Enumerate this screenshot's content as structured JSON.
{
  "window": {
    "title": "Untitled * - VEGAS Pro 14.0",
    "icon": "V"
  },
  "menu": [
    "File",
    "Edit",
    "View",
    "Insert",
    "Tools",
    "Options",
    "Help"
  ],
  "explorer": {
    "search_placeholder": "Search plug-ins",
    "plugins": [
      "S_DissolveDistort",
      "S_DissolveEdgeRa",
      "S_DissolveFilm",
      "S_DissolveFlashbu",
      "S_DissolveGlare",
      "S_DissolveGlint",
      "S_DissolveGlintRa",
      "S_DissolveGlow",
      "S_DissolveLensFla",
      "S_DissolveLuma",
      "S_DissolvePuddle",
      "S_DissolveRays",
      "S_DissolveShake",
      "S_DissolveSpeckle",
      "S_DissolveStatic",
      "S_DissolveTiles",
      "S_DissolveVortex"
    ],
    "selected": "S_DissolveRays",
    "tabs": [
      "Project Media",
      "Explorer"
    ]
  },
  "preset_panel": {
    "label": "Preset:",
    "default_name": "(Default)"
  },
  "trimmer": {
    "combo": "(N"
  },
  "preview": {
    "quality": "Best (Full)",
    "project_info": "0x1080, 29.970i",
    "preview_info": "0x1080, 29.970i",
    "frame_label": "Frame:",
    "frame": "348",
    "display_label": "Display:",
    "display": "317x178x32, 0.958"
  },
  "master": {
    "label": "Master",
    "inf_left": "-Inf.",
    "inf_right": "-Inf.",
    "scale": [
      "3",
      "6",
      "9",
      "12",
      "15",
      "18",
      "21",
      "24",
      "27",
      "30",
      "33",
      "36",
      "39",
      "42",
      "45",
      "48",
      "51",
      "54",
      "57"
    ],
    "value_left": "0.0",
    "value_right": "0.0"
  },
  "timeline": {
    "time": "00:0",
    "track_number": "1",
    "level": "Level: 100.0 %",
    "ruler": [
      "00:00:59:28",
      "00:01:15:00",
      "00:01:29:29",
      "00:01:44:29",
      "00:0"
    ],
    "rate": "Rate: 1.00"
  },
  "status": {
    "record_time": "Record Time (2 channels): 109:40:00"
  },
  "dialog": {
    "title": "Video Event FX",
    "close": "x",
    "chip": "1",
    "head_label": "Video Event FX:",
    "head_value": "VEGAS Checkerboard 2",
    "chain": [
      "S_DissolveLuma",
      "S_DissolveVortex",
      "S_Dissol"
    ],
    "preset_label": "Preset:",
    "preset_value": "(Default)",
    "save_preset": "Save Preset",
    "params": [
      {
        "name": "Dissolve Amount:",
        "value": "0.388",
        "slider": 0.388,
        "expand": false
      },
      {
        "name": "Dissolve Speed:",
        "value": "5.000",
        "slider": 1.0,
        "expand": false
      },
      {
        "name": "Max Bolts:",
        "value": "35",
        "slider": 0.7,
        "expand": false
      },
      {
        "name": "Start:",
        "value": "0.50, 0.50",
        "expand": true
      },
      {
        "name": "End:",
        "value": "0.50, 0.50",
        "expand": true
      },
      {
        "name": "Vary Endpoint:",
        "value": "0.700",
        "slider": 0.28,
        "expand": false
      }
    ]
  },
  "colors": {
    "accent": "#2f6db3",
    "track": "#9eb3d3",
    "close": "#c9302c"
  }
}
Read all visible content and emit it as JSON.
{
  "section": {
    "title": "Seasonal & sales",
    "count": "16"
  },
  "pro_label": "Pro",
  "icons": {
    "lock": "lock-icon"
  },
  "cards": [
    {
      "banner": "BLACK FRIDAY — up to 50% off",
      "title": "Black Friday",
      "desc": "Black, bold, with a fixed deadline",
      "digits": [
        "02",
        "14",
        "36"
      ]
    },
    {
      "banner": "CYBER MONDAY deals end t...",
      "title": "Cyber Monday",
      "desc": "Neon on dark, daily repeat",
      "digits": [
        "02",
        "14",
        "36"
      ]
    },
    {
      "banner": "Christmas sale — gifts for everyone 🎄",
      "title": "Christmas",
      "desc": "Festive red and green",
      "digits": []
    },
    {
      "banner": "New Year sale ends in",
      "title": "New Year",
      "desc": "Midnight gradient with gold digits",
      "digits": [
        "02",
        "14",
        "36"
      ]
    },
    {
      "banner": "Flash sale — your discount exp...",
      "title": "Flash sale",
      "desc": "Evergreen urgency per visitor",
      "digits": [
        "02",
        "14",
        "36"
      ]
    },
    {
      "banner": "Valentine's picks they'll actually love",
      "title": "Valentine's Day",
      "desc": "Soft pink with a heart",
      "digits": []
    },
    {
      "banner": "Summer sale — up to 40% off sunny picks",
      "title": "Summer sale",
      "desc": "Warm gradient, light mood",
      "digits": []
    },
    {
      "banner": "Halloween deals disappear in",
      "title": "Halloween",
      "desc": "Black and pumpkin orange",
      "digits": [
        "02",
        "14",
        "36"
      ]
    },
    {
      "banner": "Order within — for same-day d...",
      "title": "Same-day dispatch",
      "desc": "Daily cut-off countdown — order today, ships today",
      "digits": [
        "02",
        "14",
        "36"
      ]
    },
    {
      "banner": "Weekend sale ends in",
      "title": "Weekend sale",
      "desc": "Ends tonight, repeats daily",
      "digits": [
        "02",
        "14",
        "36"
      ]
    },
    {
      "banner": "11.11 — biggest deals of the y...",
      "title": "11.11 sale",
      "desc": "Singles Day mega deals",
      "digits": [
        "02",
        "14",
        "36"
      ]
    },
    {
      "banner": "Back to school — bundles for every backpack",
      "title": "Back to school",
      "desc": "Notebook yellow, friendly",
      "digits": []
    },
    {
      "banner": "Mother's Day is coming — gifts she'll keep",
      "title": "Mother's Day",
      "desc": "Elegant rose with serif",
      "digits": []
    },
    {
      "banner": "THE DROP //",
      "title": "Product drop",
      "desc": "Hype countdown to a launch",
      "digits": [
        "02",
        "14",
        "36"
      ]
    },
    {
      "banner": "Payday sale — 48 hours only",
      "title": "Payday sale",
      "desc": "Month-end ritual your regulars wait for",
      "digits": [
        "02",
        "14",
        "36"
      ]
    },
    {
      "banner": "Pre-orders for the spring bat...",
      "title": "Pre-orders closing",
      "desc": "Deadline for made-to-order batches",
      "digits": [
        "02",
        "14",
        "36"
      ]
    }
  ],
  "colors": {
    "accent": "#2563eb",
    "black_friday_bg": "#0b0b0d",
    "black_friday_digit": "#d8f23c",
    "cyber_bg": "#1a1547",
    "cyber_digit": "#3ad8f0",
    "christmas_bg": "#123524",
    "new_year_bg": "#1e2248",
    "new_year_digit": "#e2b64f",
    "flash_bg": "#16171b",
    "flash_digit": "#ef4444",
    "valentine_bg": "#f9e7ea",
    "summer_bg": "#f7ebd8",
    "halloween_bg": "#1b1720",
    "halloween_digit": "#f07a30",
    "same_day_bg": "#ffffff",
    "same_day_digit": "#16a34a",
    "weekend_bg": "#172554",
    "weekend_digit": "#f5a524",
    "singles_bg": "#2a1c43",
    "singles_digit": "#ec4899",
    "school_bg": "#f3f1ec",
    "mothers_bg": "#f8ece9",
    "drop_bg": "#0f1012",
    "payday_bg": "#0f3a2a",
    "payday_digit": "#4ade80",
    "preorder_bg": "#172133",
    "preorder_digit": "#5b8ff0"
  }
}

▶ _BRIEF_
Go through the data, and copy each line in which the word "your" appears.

▶ _WRITTEN SOLUTION_
      "banner": "Flash sale — your discount exp...",
      "desc": "Month-end ritual your regulars wait for",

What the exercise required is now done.